_EXERCISE MATERIALS:_
################
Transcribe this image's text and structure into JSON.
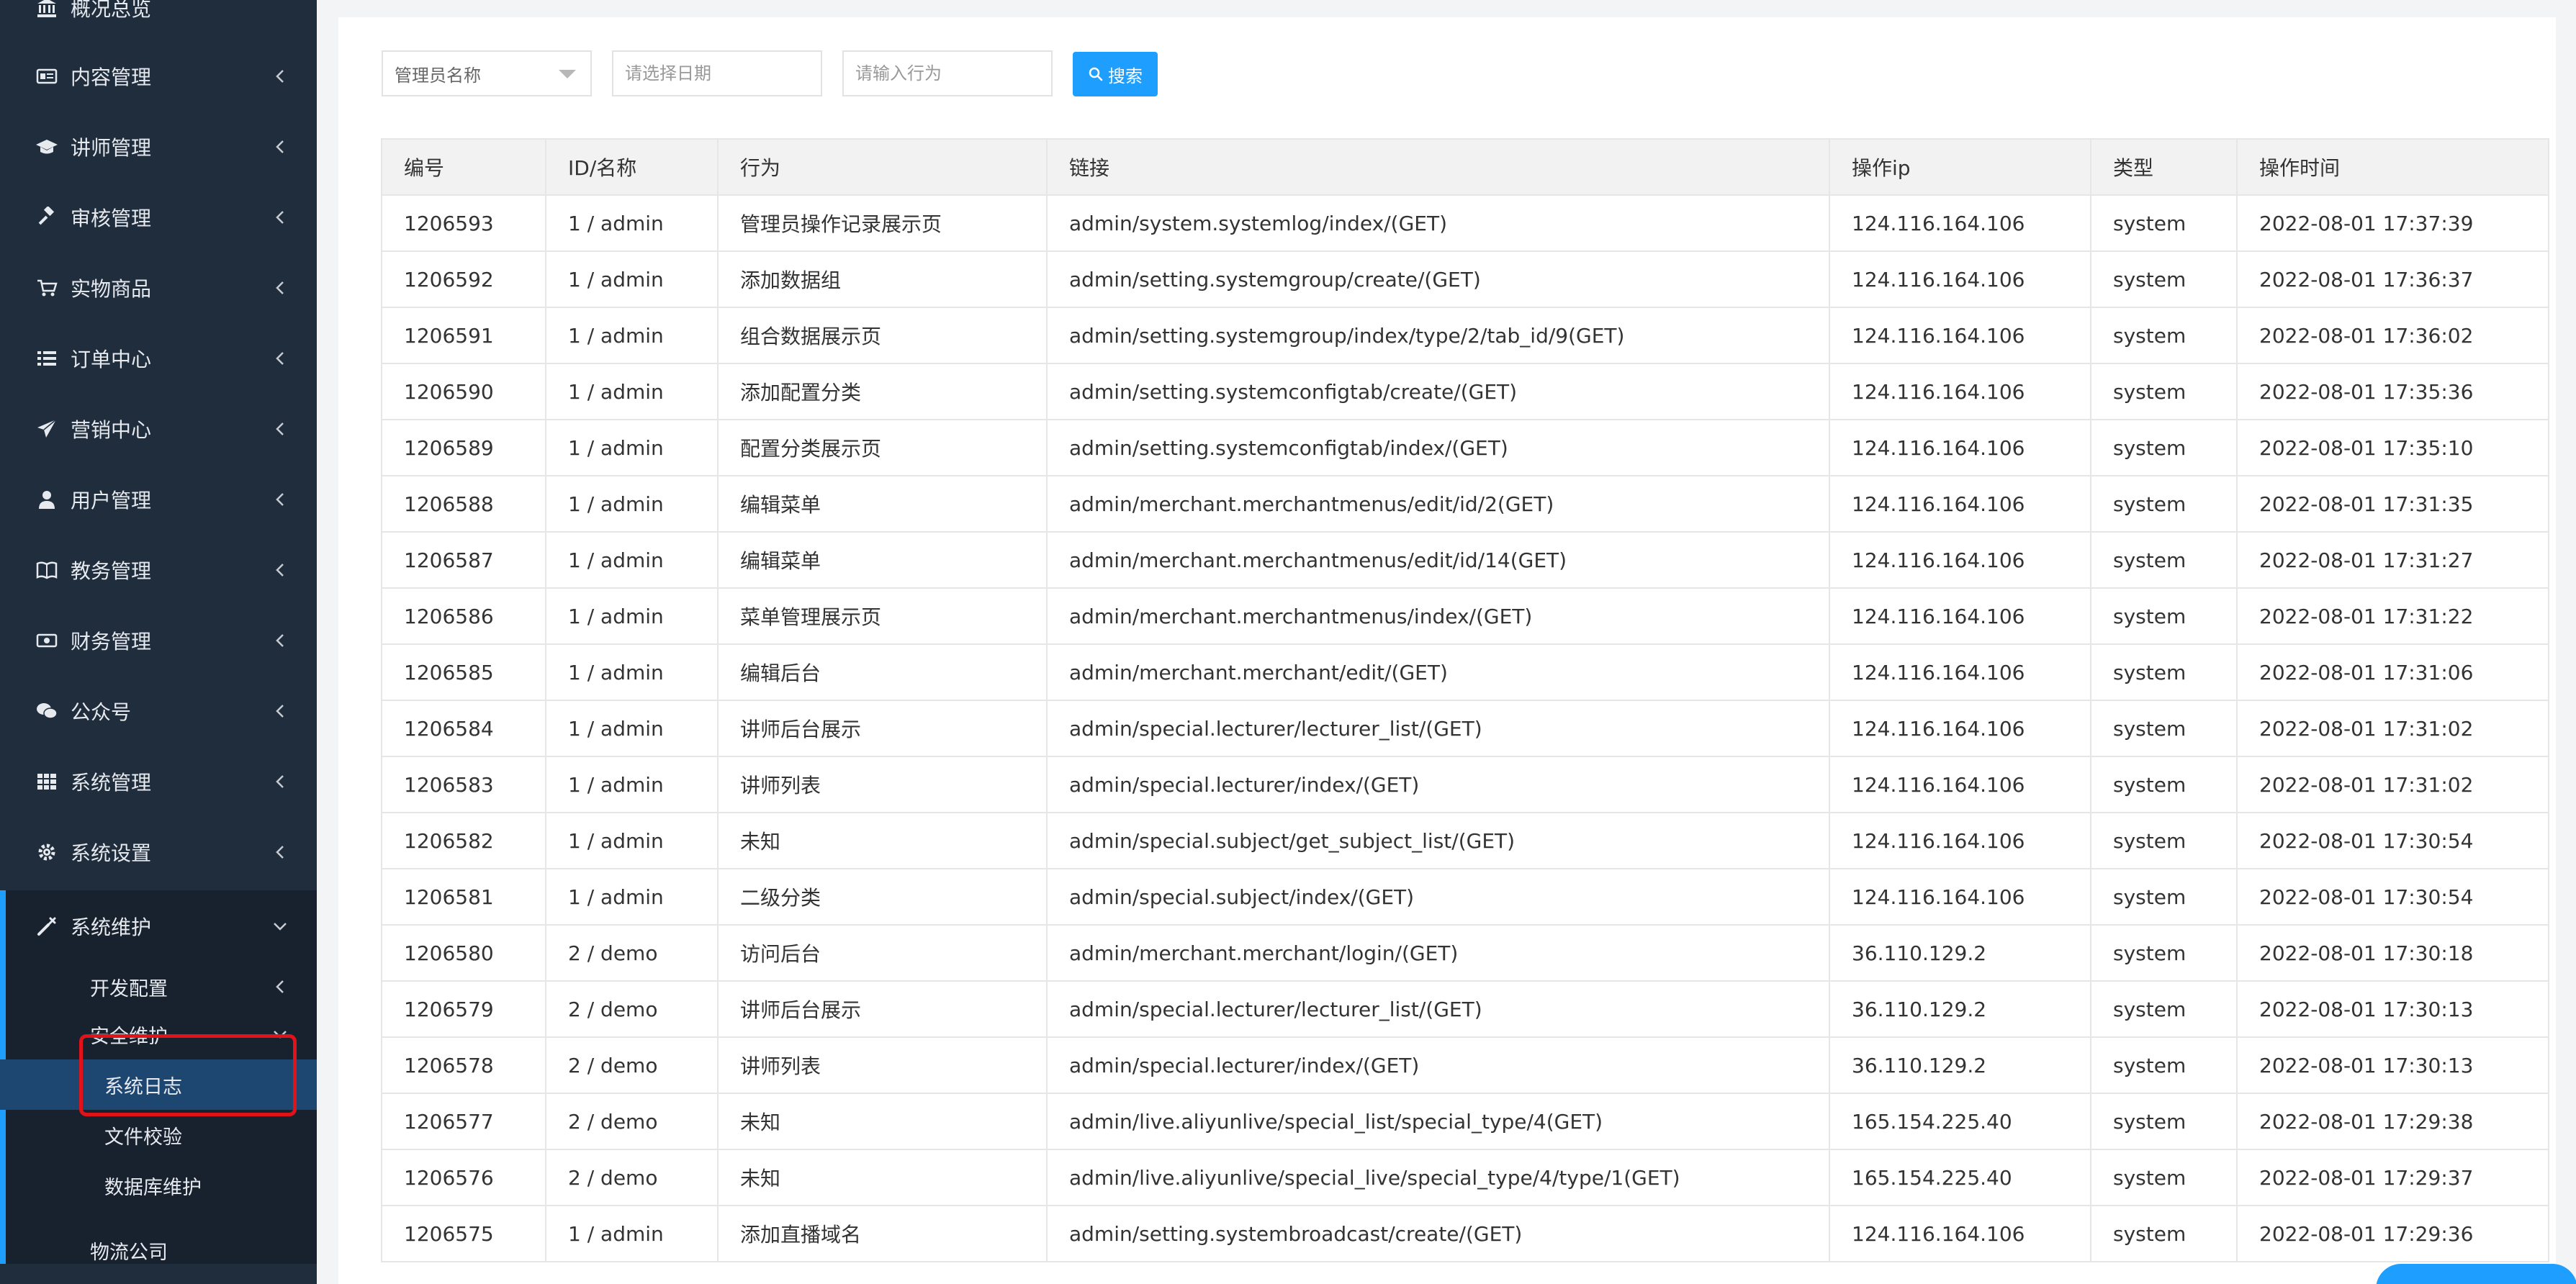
{
  "sidebar": {
    "items": [
      {
        "label": "概况总览",
        "icon": "bank-icon"
      },
      {
        "label": "内容管理",
        "icon": "card-icon"
      },
      {
        "label": "讲师管理",
        "icon": "graduation-cap-icon"
      },
      {
        "label": "审核管理",
        "icon": "gavel-icon"
      },
      {
        "label": "实物商品",
        "icon": "cart-icon"
      },
      {
        "label": "订单中心",
        "icon": "list-icon"
      },
      {
        "label": "营销中心",
        "icon": "paper-plane-icon"
      },
      {
        "label": "用户管理",
        "icon": "user-icon"
      },
      {
        "label": "教务管理",
        "icon": "book-icon"
      },
      {
        "label": "财务管理",
        "icon": "money-icon"
      },
      {
        "label": "公众号",
        "icon": "wechat-icon"
      },
      {
        "label": "系统管理",
        "icon": "grid-icon"
      },
      {
        "label": "系统设置",
        "icon": "gear-icon"
      },
      {
        "label": "系统维护",
        "icon": "wrench-icon"
      }
    ],
    "sub": {
      "dev_config": "开发配置",
      "security": "安全维护",
      "system_log": "系统日志",
      "file_check": "文件校验",
      "db_maintain": "数据库维护",
      "logistics": "物流公司"
    }
  },
  "filters": {
    "admin_select": "管理员名称",
    "date_placeholder": "请选择日期",
    "action_placeholder": "请输入行为",
    "search_label": "搜索"
  },
  "table": {
    "headers": [
      "编号",
      "ID/名称",
      "行为",
      "链接",
      "操作ip",
      "类型",
      "操作时间"
    ],
    "rows": [
      [
        "1206593",
        "1 / admin",
        "管理员操作记录展示页",
        "admin/system.systemlog/index/(GET)",
        "124.116.164.106",
        "system",
        "2022-08-01 17:37:39"
      ],
      [
        "1206592",
        "1 / admin",
        "添加数据组",
        "admin/setting.systemgroup/create/(GET)",
        "124.116.164.106",
        "system",
        "2022-08-01 17:36:37"
      ],
      [
        "1206591",
        "1 / admin",
        "组合数据展示页",
        "admin/setting.systemgroup/index/type/2/tab_id/9(GET)",
        "124.116.164.106",
        "system",
        "2022-08-01 17:36:02"
      ],
      [
        "1206590",
        "1 / admin",
        "添加配置分类",
        "admin/setting.systemconfigtab/create/(GET)",
        "124.116.164.106",
        "system",
        "2022-08-01 17:35:36"
      ],
      [
        "1206589",
        "1 / admin",
        "配置分类展示页",
        "admin/setting.systemconfigtab/index/(GET)",
        "124.116.164.106",
        "system",
        "2022-08-01 17:35:10"
      ],
      [
        "1206588",
        "1 / admin",
        "编辑菜单",
        "admin/merchant.merchantmenus/edit/id/2(GET)",
        "124.116.164.106",
        "system",
        "2022-08-01 17:31:35"
      ],
      [
        "1206587",
        "1 / admin",
        "编辑菜单",
        "admin/merchant.merchantmenus/edit/id/14(GET)",
        "124.116.164.106",
        "system",
        "2022-08-01 17:31:27"
      ],
      [
        "1206586",
        "1 / admin",
        "菜单管理展示页",
        "admin/merchant.merchantmenus/index/(GET)",
        "124.116.164.106",
        "system",
        "2022-08-01 17:31:22"
      ],
      [
        "1206585",
        "1 / admin",
        "编辑后台",
        "admin/merchant.merchant/edit/(GET)",
        "124.116.164.106",
        "system",
        "2022-08-01 17:31:06"
      ],
      [
        "1206584",
        "1 / admin",
        "讲师后台展示",
        "admin/special.lecturer/lecturer_list/(GET)",
        "124.116.164.106",
        "system",
        "2022-08-01 17:31:02"
      ],
      [
        "1206583",
        "1 / admin",
        "讲师列表",
        "admin/special.lecturer/index/(GET)",
        "124.116.164.106",
        "system",
        "2022-08-01 17:31:02"
      ],
      [
        "1206582",
        "1 / admin",
        "未知",
        "admin/special.subject/get_subject_list/(GET)",
        "124.116.164.106",
        "system",
        "2022-08-01 17:30:54"
      ],
      [
        "1206581",
        "1 / admin",
        "二级分类",
        "admin/special.subject/index/(GET)",
        "124.116.164.106",
        "system",
        "2022-08-01 17:30:54"
      ],
      [
        "1206580",
        "2 / demo",
        "访问后台",
        "admin/merchant.merchant/login/(GET)",
        "36.110.129.2",
        "system",
        "2022-08-01 17:30:18"
      ],
      [
        "1206579",
        "2 / demo",
        "讲师后台展示",
        "admin/special.lecturer/lecturer_list/(GET)",
        "36.110.129.2",
        "system",
        "2022-08-01 17:30:13"
      ],
      [
        "1206578",
        "2 / demo",
        "讲师列表",
        "admin/special.lecturer/index/(GET)",
        "36.110.129.2",
        "system",
        "2022-08-01 17:30:13"
      ],
      [
        "1206577",
        "2 / demo",
        "未知",
        "admin/live.aliyunlive/special_list/special_type/4(GET)",
        "165.154.225.40",
        "system",
        "2022-08-01 17:29:38"
      ],
      [
        "1206576",
        "2 / demo",
        "未知",
        "admin/live.aliyunlive/special_live/special_type/4/type/1(GET)",
        "165.154.225.40",
        "system",
        "2022-08-01 17:29:37"
      ],
      [
        "1206575",
        "1 / admin",
        "添加直播域名",
        "admin/setting.systembroadcast/create/(GET)",
        "124.116.164.106",
        "system",
        "2022-08-01 17:29:36"
      ]
    ]
  },
  "colors": {
    "sidebar_bg": "#1f2d3d",
    "accent": "#1E9FFF",
    "highlight_border": "#e0131b"
  }
}
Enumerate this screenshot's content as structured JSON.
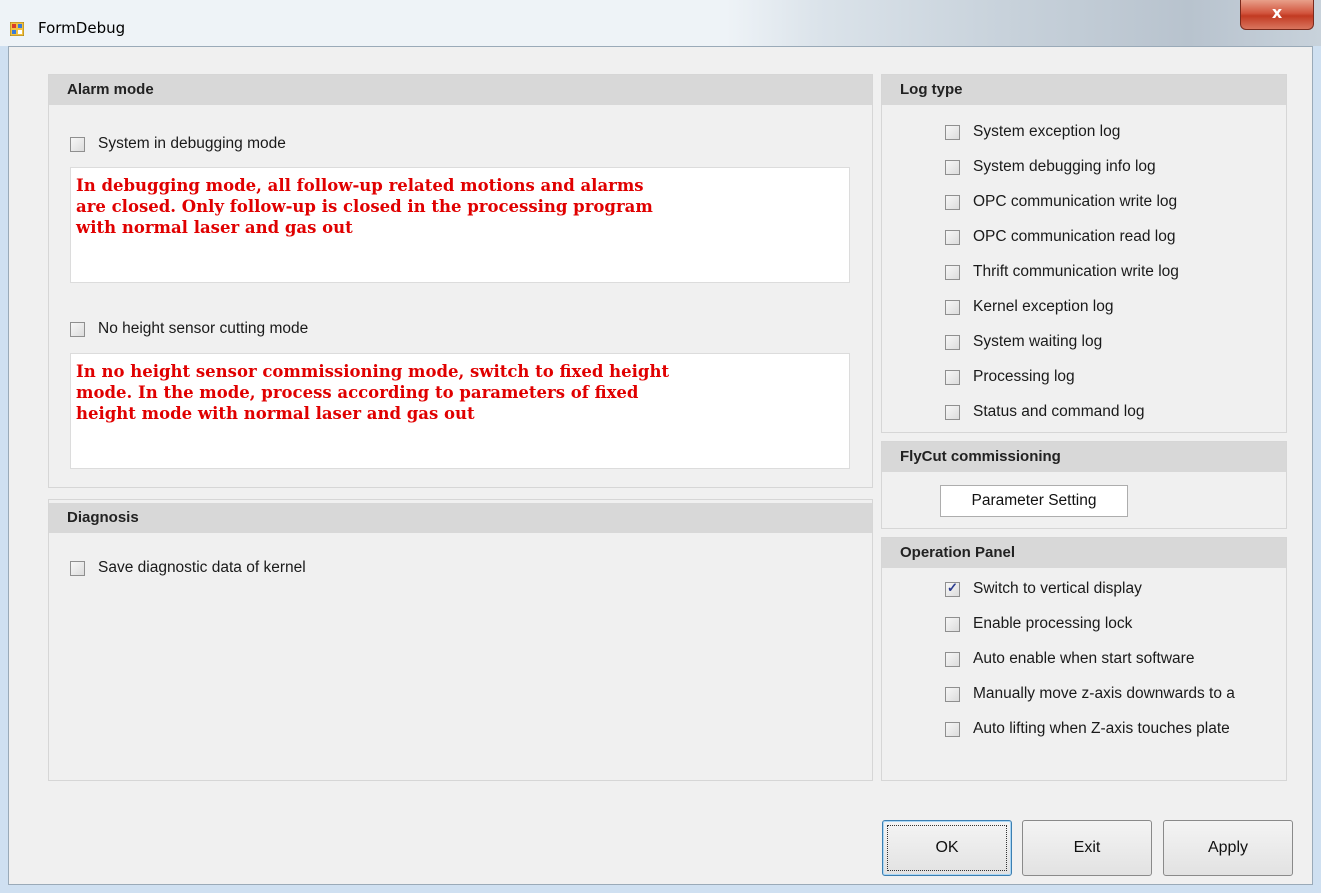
{
  "window": {
    "title": "FormDebug",
    "close_label": "x"
  },
  "alarm_mode": {
    "header": "Alarm mode",
    "debug_checkbox": {
      "label": "System in debugging mode",
      "checked": false
    },
    "debug_note": "In debugging mode, all follow-up related motions and alarms\nare closed. Only follow-up is closed in the processing program\nwith normal laser and gas out",
    "no_sensor_checkbox": {
      "label": "No height sensor cutting mode",
      "checked": false
    },
    "no_sensor_note": "In no height sensor commissioning mode, switch to fixed height\nmode. In the mode, process according to parameters of fixed\nheight mode with normal laser and gas out"
  },
  "diagnosis": {
    "header": "Diagnosis",
    "save_checkbox": {
      "label": "Save diagnostic data of kernel",
      "checked": false
    }
  },
  "log_type": {
    "header": "Log type",
    "items": [
      {
        "label": "System exception log",
        "checked": false
      },
      {
        "label": "System debugging info log",
        "checked": false
      },
      {
        "label": "OPC communication write log",
        "checked": false
      },
      {
        "label": "OPC communication read log",
        "checked": false
      },
      {
        "label": "Thrift communication write log",
        "checked": false
      },
      {
        "label": "Kernel exception log",
        "checked": false
      },
      {
        "label": "System waiting log",
        "checked": false
      },
      {
        "label": "Processing log",
        "checked": false
      },
      {
        "label": "Status and command log",
        "checked": false
      }
    ]
  },
  "flycut": {
    "header": "FlyCut commissioning",
    "button_label": "Parameter Setting"
  },
  "operation_panel": {
    "header": "Operation Panel",
    "items": [
      {
        "label": "Switch to vertical display",
        "checked": true
      },
      {
        "label": "Enable processing lock",
        "checked": false
      },
      {
        "label": "Auto enable when start software",
        "checked": false
      },
      {
        "label": "Manually move z-axis downwards to a",
        "checked": false
      },
      {
        "label": "Auto lifting when Z-axis touches plate",
        "checked": false
      }
    ]
  },
  "footer": {
    "ok_label": "OK",
    "exit_label": "Exit",
    "apply_label": "Apply"
  }
}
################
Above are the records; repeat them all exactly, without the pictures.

Transcribe this image's text and structure into JSON.
{
  "sidebar": {
    "items": [
      {
        "label": "概况总览",
        "icon": "bank-icon"
      },
      {
        "label": "内容管理",
        "icon": "card-icon"
      },
      {
        "label": "讲师管理",
        "icon": "graduation-cap-icon"
      },
      {
        "label": "审核管理",
        "icon": "gavel-icon"
      },
      {
        "label": "实物商品",
        "icon": "cart-icon"
      },
      {
        "label": "订单中心",
        "icon": "list-icon"
      },
      {
        "label": "营销中心",
        "icon": "paper-plane-icon"
      },
      {
        "label": "用户管理",
        "icon": "user-icon"
      },
      {
        "label": "教务管理",
        "icon": "book-icon"
      },
      {
        "label": "财务管理",
        "icon": "money-icon"
      },
      {
        "label": "公众号",
        "icon": "wechat-icon"
      },
      {
        "label": "系统管理",
        "icon": "grid-icon"
      },
      {
        "label": "系统设置",
        "icon": "gear-icon"
      },
      {
        "label": "系统维护",
        "icon": "wrench-icon"
      }
    ],
    "sub": {
      "dev_config": "开发配置",
      "security": "安全维护",
      "system_log": "系统日志",
      "file_check": "文件校验",
      "db_maintain": "数据库维护",
      "logistics": "物流公司"
    }
  },
  "filters": {
    "admin_select": "管理员名称",
    "date_placeholder": "请选择日期",
    "action_placeholder": "请输入行为",
    "search_label": "搜索"
  },
  "table": {
    "headers": [
      "编号",
      "ID/名称",
      "行为",
      "链接",
      "操作ip",
      "类型",
      "操作时间"
    ],
    "rows": [
      [
        "1206593",
        "1 / admin",
        "管理员操作记录展示页",
        "admin/system.systemlog/index/(GET)",
        "124.116.164.106",
        "system",
        "2022-08-01 17:37:39"
      ],
      [
        "1206592",
        "1 / admin",
        "添加数据组",
        "admin/setting.systemgroup/create/(GET)",
        "124.116.164.106",
        "system",
        "2022-08-01 17:36:37"
      ],
      [
        "1206591",
        "1 / admin",
        "组合数据展示页",
        "admin/setting.systemgroup/index/type/2/tab_id/9(GET)",
        "124.116.164.106",
        "system",
        "2022-08-01 17:36:02"
      ],
      [
        "1206590",
        "1 / admin",
        "添加配置分类",
        "admin/setting.systemconfigtab/create/(GET)",
        "124.116.164.106",
        "system",
        "2022-08-01 17:35:36"
      ],
      [
        "1206589",
        "1 / admin",
        "配置分类展示页",
        "admin/setting.systemconfigtab/index/(GET)",
        "124.116.164.106",
        "system",
        "2022-08-01 17:35:10"
      ],
      [
        "1206588",
        "1 / admin",
        "编辑菜单",
        "admin/merchant.merchantmenus/edit/id/2(GET)",
        "124.116.164.106",
        "system",
        "2022-08-01 17:31:35"
      ],
      [
        "1206587",
        "1 / admin",
        "编辑菜单",
        "admin/merchant.merchantmenus/edit/id/14(GET)",
        "124.116.164.106",
        "system",
        "2022-08-01 17:31:27"
      ],
      [
        "1206586",
        "1 / admin",
        "菜单管理展示页",
        "admin/merchant.merchantmenus/index/(GET)",
        "124.116.164.106",
        "system",
        "2022-08-01 17:31:22"
      ],
      [
        "1206585",
        "1 / admin",
        "编辑后台",
        "admin/merchant.merchant/edit/(GET)",
        "124.116.164.106",
        "system",
        "2022-08-01 17:31:06"
      ],
      [
        "1206584",
        "1 / admin",
        "讲师后台展示",
        "admin/special.lecturer/lecturer_list/(GET)",
        "124.116.164.106",
        "system",
        "2022-08-01 17:31:02"
      ],
      [
        "1206583",
        "1 / admin",
        "讲师列表",
        "admin/special.lecturer/index/(GET)",
        "124.116.164.106",
        "system",
        "2022-08-01 17:31:02"
      ],
      [
        "1206582",
        "1 / admin",
        "未知",
        "admin/special.subject/get_subject_list/(GET)",
        "124.116.164.106",
        "system",
        "2022-08-01 17:30:54"
      ],
      [
        "1206581",
        "1 / admin",
        "二级分类",
        "admin/special.subject/index/(GET)",
        "124.116.164.106",
        "system",
        "2022-08-01 17:30:54"
      ],
      [
        "1206580",
        "2 / demo",
        "访问后台",
        "admin/merchant.merchant/login/(GET)",
        "36.110.129.2",
        "system",
        "2022-08-01 17:30:18"
      ],
      [
        "1206579",
        "2 / demo",
        "讲师后台展示",
        "admin/special.lecturer/lecturer_list/(GET)",
        "36.110.129.2",
        "system",
        "2022-08-01 17:30:13"
      ],
      [
        "1206578",
        "2 / demo",
        "讲师列表",
        "admin/special.lecturer/index/(GET)",
        "36.110.129.2",
        "system",
        "2022-08-01 17:30:13"
      ],
      [
        "1206577",
        "2 / demo",
        "未知",
        "admin/live.aliyunlive/special_list/special_type/4(GET)",
        "165.154.225.40",
        "system",
        "2022-08-01 17:29:38"
      ],
      [
        "1206576",
        "2 / demo",
        "未知",
        "admin/live.aliyunlive/special_live/special_type/4/type/1(GET)",
        "165.154.225.40",
        "system",
        "2022-08-01 17:29:37"
      ],
      [
        "1206575",
        "1 / admin",
        "添加直播域名",
        "admin/setting.systembroadcast/create/(GET)",
        "124.116.164.106",
        "system",
        "2022-08-01 17:29:36"
      ]
    ]
  },
  "colors": {
    "sidebar_bg": "#1f2d3d",
    "accent": "#1E9FFF",
    "highlight_border": "#e0131b"
  }
}
Enumerate this screenshot's content as structured JSON.
{
  "window": {
    "title": "FormDebug",
    "close_label": "x"
  },
  "alarm_mode": {
    "header": "Alarm mode",
    "debug_checkbox": {
      "label": "System in debugging mode",
      "checked": false
    },
    "debug_note": "In debugging mode, all follow-up related motions and alarms\nare closed. Only follow-up is closed in the processing program\nwith normal laser and gas out",
    "no_sensor_checkbox": {
      "label": "No height sensor cutting mode",
      "checked": false
    },
    "no_sensor_note": "In no height sensor commissioning mode, switch to fixed height\nmode. In the mode, process according to parameters of fixed\nheight mode with normal laser and gas out"
  },
  "diagnosis": {
    "header": "Diagnosis",
    "save_checkbox": {
      "label": "Save diagnostic data of kernel",
      "checked": false
    }
  },
  "log_type": {
    "header": "Log type",
    "items": [
      {
        "label": "System exception log",
        "checked": false
      },
      {
        "label": "System debugging info log",
        "checked": false
      },
      {
        "label": "OPC communication write log",
        "checked": false
      },
      {
        "label": "OPC communication read log",
        "checked": false
      },
      {
        "label": "Thrift communication write log",
        "checked": false
      },
      {
        "label": "Kernel exception log",
        "checked": false
      },
      {
        "label": "System waiting log",
        "checked": false
      },
      {
        "label": "Processing log",
        "checked": false
      },
      {
        "label": "Status and command log",
        "checked": false
      }
    ]
  },
  "flycut": {
    "header": "FlyCut commissioning",
    "button_label": "Parameter Setting"
  },
  "operation_panel": {
    "header": "Operation Panel",
    "items": [
      {
        "label": "Switch to vertical display",
        "checked": true
      },
      {
        "label": "Enable processing lock",
        "checked": false
      },
      {
        "label": "Auto enable when start software",
        "checked": false
      },
      {
        "label": "Manually move z-axis downwards to a",
        "checked": false
      },
      {
        "label": "Auto lifting when Z-axis touches plate",
        "checked": false
      }
    ]
  },
  "footer": {
    "ok_label": "OK",
    "exit_label": "Exit",
    "apply_label": "Apply"
  }
}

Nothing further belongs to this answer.